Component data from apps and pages
*****

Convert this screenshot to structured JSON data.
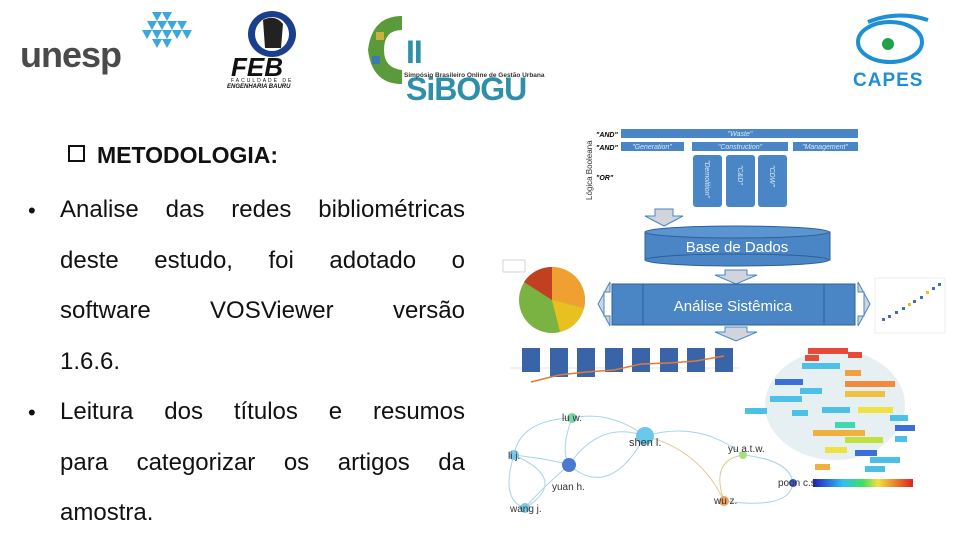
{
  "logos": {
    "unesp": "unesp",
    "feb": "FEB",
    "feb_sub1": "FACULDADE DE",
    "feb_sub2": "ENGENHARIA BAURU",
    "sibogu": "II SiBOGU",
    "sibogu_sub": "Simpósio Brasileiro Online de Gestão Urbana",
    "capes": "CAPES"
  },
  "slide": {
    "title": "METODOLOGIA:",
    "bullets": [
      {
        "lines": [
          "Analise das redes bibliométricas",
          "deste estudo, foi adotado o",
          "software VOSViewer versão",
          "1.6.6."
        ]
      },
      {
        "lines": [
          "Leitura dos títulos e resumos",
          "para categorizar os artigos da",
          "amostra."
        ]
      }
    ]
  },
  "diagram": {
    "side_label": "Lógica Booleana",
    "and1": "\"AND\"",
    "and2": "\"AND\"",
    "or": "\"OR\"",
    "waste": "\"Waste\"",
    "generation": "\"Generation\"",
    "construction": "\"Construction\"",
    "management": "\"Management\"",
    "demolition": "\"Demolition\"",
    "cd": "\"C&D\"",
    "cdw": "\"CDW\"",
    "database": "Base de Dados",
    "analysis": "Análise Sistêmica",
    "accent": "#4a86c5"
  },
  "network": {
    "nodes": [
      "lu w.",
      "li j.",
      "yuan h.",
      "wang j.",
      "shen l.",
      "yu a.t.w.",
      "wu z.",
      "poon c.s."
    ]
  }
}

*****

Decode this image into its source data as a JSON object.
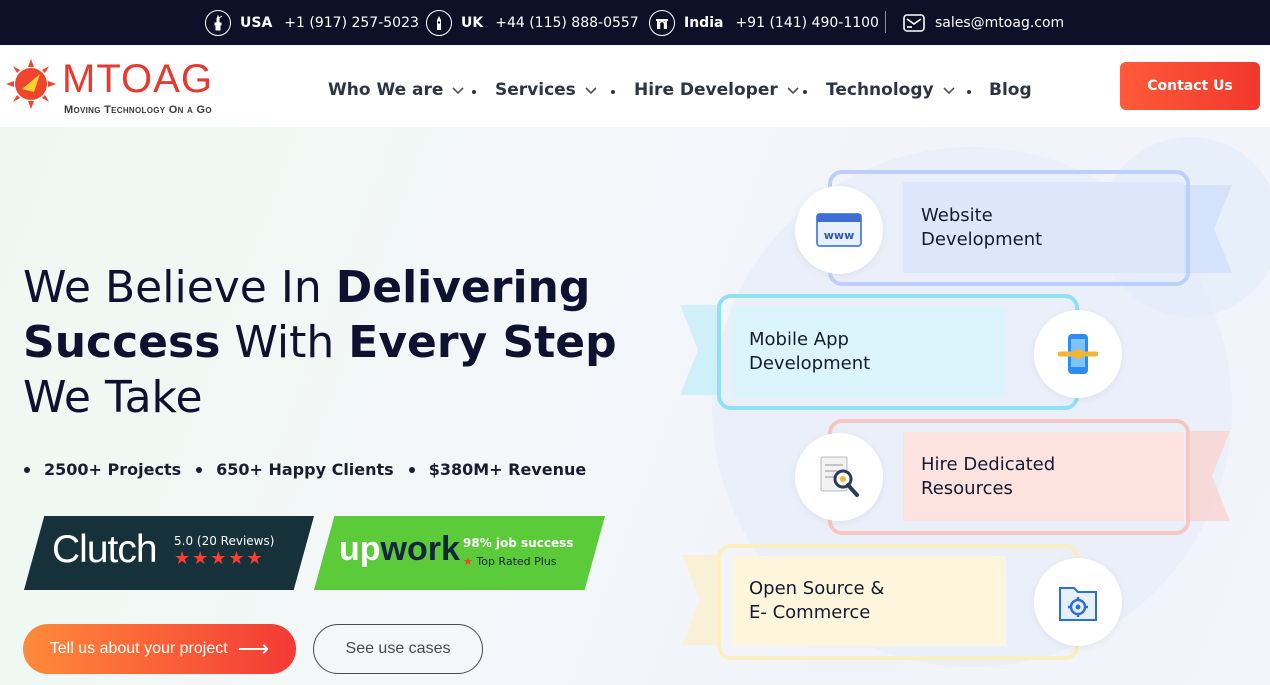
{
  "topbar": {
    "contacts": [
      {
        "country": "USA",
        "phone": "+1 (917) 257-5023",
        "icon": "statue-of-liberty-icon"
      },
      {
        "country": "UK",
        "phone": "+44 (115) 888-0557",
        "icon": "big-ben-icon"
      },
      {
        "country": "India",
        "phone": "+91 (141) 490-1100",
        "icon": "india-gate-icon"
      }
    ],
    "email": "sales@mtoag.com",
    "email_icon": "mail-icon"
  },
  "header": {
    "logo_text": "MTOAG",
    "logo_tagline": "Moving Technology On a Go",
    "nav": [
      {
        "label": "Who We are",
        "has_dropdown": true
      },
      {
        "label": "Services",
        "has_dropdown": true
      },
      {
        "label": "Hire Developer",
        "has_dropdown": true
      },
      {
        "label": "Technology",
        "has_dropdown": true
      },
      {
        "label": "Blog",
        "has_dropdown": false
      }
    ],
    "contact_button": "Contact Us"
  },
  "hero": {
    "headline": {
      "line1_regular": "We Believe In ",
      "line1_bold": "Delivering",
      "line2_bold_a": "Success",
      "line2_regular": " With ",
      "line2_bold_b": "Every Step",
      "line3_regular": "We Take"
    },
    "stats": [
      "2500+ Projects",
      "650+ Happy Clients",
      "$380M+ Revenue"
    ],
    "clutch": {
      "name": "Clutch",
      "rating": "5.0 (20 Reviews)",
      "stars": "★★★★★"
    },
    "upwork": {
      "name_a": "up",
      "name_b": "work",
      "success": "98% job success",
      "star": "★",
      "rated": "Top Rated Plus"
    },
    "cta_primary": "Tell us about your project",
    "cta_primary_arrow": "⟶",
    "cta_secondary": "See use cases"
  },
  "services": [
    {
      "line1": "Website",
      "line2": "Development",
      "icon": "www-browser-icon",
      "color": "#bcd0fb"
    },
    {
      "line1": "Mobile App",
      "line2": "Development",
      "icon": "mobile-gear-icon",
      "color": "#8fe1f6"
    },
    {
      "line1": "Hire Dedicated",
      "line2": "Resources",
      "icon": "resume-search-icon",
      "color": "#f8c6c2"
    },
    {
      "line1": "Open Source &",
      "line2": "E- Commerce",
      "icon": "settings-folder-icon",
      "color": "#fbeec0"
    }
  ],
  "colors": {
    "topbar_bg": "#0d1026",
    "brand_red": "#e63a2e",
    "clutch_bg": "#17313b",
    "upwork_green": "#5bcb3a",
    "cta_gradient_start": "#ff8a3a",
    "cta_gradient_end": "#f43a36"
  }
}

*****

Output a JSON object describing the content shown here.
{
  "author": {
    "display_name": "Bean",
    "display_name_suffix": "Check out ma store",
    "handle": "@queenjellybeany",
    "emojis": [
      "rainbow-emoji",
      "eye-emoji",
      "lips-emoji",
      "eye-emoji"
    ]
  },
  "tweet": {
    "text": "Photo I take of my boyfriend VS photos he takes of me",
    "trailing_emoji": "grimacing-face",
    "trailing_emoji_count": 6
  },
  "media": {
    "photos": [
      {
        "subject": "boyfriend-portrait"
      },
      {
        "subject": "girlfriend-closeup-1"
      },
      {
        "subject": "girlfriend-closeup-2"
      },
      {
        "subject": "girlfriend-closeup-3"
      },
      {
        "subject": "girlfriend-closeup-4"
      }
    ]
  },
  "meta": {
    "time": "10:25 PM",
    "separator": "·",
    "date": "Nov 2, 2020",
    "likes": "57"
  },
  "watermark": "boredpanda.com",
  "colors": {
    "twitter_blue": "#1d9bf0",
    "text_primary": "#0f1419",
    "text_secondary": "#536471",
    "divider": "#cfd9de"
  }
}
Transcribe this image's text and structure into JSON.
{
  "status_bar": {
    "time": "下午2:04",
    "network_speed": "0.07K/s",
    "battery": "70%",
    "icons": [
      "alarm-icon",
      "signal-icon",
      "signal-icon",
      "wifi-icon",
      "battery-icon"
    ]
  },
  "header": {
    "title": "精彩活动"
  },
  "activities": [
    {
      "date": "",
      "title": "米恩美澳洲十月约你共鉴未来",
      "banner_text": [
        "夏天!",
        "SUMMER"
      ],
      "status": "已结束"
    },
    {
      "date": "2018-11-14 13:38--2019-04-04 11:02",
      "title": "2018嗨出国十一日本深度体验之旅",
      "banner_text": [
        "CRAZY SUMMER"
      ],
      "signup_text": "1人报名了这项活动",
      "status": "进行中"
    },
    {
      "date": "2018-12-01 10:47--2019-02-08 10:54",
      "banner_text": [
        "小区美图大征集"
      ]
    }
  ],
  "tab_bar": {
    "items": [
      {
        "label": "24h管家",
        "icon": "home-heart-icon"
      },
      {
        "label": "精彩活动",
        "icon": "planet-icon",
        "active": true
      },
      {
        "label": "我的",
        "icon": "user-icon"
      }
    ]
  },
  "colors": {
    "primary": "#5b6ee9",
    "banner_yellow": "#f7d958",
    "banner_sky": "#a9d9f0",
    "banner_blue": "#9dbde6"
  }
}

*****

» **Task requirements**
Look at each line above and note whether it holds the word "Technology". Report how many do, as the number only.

» **Exercise solution**
2